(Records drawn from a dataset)
+-------+
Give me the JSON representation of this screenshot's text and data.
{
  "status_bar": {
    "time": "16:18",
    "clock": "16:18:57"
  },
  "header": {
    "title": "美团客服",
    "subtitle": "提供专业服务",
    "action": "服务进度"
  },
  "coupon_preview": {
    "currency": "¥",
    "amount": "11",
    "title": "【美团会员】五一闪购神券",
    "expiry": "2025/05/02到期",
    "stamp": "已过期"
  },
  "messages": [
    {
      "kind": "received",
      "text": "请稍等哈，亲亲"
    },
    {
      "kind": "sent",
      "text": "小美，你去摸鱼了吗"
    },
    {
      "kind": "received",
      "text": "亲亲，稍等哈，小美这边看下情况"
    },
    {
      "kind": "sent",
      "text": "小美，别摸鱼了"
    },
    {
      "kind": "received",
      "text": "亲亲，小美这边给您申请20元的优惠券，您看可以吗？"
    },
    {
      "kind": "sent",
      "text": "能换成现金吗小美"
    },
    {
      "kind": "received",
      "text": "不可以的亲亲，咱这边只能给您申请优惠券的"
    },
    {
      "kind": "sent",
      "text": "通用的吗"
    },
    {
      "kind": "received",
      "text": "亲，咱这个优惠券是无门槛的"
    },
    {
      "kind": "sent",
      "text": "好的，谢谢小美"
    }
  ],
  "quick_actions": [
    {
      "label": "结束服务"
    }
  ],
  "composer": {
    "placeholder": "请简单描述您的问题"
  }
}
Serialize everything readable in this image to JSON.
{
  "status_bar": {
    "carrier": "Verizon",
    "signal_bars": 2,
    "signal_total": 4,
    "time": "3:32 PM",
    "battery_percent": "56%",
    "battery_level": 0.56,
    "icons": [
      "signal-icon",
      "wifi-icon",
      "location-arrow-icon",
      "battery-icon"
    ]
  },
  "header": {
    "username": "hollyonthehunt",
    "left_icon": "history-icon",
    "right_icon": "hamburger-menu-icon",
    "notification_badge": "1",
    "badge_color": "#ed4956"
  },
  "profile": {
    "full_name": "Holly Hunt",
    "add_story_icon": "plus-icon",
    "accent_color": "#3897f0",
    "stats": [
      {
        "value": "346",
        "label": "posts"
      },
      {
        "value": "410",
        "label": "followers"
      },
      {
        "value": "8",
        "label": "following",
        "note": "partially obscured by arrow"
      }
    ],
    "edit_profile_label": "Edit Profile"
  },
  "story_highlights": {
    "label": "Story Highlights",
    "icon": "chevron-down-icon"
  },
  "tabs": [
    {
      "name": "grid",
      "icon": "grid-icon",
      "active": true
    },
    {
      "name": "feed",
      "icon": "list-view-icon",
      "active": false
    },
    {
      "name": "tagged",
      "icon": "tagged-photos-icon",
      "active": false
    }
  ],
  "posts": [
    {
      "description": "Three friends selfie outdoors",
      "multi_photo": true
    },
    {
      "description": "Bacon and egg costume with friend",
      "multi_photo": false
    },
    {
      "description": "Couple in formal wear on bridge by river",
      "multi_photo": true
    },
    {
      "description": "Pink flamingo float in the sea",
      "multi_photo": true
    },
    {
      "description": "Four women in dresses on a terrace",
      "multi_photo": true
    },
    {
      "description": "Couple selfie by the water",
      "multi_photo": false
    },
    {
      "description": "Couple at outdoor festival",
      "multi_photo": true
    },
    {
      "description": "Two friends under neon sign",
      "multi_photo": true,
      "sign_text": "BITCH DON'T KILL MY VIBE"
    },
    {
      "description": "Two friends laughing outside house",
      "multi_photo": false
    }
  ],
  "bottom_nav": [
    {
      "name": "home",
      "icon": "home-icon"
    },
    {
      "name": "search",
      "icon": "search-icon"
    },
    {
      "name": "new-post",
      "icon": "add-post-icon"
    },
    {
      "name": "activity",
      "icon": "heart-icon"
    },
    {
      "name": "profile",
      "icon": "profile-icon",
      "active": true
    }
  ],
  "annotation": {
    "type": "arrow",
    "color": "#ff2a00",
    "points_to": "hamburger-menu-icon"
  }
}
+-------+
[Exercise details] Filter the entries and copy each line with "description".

[Written answer]
      "description": "Three friends selfie outdoors",
      "description": "Bacon and egg costume with friend",
      "description": "Couple in formal wear on bridge by river",
      "description": "Pink flamingo float in the sea",
      "description": "Four women in dresses on a terrace",
      "description": "Couple selfie by the water",
      "description": "Couple at outdoor festival",
      "description": "Two friends under neon sign",
      "description": "Two friends laughing outside house",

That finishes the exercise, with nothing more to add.